A study in neuroanatomy from UC Berkeley using students from Blueprint LSAT Preparation classes verifies what we at Blueprint LSAT Prep have long suspected: studying for the LSAT makes you smarter*. In fact, reading the word “neuroanatomy” probably just increased your IQ at least incrementally.
The study, which exclusively used Blueprint LSAT Prep students enrolled in our in-class, three-month course of LSAT study as test subjects, found that when compared with a control group not training for the LSAT, Blueprint students exhibited “decreases in radical diffusivity (RD) in white matter connecting frontal cortices, and in mean diffusivity (MD) within frontal and parietal lobe white matter.” Yeah, baby.
The study itself is awfully dense, though you’re welcome to read the paper here. But in a nutshell, the study explains that decreased RD is “related to increased myelination.” And myelin, according to Wikipedia, surrounds neurons and facilitates neural impulses. So decreased RD is a really good thing.

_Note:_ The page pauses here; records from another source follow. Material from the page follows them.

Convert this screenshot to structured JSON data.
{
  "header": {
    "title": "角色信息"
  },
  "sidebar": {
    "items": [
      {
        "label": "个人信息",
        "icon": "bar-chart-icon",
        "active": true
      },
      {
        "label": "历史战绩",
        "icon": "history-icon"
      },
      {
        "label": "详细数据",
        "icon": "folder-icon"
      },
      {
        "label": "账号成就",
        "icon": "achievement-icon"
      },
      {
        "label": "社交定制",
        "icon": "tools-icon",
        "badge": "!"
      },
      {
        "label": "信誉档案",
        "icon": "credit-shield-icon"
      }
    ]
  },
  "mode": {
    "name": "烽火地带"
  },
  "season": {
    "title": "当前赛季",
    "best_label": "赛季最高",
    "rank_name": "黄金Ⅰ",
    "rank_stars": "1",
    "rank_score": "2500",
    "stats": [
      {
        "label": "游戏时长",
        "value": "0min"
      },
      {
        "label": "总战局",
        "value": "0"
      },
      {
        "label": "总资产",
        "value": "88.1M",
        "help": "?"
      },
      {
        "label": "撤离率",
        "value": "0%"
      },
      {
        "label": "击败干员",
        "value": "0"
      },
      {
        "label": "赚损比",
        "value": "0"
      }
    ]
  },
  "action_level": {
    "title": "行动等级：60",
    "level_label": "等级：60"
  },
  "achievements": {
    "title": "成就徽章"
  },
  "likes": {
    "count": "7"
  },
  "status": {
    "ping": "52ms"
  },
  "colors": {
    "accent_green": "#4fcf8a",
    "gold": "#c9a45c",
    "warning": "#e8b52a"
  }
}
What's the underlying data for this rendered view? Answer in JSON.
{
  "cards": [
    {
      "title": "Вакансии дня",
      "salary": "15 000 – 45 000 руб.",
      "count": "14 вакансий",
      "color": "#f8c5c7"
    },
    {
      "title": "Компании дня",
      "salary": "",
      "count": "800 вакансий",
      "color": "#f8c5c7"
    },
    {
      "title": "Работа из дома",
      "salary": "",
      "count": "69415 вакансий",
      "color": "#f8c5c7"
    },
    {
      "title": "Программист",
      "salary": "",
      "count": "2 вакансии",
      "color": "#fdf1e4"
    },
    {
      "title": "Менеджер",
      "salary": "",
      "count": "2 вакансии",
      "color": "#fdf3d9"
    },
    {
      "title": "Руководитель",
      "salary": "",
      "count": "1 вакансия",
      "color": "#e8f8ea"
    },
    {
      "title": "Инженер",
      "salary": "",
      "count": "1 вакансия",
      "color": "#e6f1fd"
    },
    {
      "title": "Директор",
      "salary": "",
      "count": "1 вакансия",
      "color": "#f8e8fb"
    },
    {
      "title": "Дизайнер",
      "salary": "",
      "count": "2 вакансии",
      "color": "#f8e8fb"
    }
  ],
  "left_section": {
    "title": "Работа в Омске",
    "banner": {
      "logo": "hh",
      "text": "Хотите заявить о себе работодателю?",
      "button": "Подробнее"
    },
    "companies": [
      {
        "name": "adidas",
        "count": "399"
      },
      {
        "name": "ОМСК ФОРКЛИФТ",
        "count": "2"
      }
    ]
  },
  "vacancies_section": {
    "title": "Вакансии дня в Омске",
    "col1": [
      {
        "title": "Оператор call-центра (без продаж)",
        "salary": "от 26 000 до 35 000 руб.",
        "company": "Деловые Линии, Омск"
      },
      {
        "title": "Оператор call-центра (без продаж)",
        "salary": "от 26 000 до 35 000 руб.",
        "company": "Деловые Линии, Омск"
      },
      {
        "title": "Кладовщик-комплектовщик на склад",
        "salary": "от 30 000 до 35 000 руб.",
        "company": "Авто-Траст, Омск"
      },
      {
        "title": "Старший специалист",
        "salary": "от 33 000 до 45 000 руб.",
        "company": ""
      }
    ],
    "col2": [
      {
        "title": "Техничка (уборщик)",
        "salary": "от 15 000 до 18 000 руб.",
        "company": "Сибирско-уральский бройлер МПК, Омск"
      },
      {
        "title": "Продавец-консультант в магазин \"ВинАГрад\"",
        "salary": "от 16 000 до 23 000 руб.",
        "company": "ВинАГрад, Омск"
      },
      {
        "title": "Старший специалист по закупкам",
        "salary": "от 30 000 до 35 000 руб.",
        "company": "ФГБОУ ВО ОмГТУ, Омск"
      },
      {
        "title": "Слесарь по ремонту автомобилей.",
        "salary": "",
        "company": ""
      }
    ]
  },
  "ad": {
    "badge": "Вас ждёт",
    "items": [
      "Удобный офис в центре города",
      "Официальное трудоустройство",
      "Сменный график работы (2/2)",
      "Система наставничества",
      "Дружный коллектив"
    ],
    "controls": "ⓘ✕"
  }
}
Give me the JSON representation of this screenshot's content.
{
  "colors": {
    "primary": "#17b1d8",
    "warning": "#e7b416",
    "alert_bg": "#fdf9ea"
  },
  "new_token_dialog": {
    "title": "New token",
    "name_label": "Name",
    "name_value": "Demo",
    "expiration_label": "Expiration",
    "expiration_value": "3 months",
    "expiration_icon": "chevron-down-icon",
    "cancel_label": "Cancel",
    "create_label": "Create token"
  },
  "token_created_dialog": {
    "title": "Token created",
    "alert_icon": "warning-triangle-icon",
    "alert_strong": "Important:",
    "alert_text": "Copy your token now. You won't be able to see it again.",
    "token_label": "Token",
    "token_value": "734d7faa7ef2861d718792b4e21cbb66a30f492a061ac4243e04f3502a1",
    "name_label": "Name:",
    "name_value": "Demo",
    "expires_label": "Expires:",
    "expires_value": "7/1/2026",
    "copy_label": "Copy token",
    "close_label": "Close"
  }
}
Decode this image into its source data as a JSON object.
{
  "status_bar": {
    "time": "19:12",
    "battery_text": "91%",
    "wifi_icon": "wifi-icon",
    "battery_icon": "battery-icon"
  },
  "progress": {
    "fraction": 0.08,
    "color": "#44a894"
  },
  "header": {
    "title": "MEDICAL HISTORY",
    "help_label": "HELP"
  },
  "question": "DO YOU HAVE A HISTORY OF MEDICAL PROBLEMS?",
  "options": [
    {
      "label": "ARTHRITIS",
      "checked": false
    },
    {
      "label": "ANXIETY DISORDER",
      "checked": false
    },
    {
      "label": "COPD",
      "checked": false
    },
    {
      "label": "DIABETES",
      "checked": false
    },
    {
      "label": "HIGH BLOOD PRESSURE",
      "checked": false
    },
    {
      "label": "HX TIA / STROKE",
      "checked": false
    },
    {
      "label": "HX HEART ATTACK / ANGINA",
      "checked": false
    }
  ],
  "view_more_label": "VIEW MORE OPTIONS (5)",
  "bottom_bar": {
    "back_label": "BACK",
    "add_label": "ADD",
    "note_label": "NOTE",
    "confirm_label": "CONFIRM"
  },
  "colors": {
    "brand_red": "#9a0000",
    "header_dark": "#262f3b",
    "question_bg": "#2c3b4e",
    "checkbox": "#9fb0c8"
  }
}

The study also states that decreased MD “has been related to the proliferation and/or growth of astrocytes.” Wikipedia tells me that astrocytes are the most abundant cell in the human brain and do fun things like providing nutrients to nervous tissue and maintaining extracellular ion balance. I don’t know about you, but I’m all about maintaining my extracelluar ion balance. So, place another check in the “good for the brain” column.
From what I can glean then (in my humanities-major-reading-a-scientific-article kind of way) is that it appears that decreased white matter in these two areas has been linked to more brain cells and better communication between them. So really, what this means is that taking a Blueprint LSAT class makes you smarter**. Or, in neuroanatomy speak, the study “suggest[ed] that changes in LSAT scores were driven by reasoning gains.”
Why did it work?
The study only discusses the physical fact of decreased RD and MD in white matter. However, we have a theory on why studying for the LSAT correctly would increase the cells and the connectivity between them in your brain.
Essentially, Blueprint LSAT Prep classes teach logic, reading skills, and the best way to evaluate arguments. The process retools the way in which students approach facts and arguments, teaching them how to think critically and analyze. Such a process can’t help but make one better at reasoning and reading critically – both actions that rely on high order brain function.
Because the LSAT tests critical reasoning and reading skills, rather than rote memorization, students can’t “cram” for the test. In fact, the longer (within reason) students have to learn these skills and reinforce them through repetition, typically the better they perform LSAT test day because such a process benefits from a longer course of training. As the study states: “We selected the Blueprint Test Preparation course as the training paradigm because it provided more classroom time than other local programs: 100 [hours] distributed across three components of the LSAT.”
And because Blueprint has an average LSAT practice exam score increase of 11 points (other LSAT prep companies don’t even publish their score increases), it also suggests that we’re the best course to take. So if you’re going to study for the LSAT, choose Blueprint, the LSAT prep company preferred 3 to 1 by brain white matter everywhere.
*The folks who put on the study would roll over in their lab coats if they saw this. What really happened is that “reasoning training altered multiple measures of white matter structure in young adults.” But that’s so much longer to say.
**Kindly refer to footnote #1 again.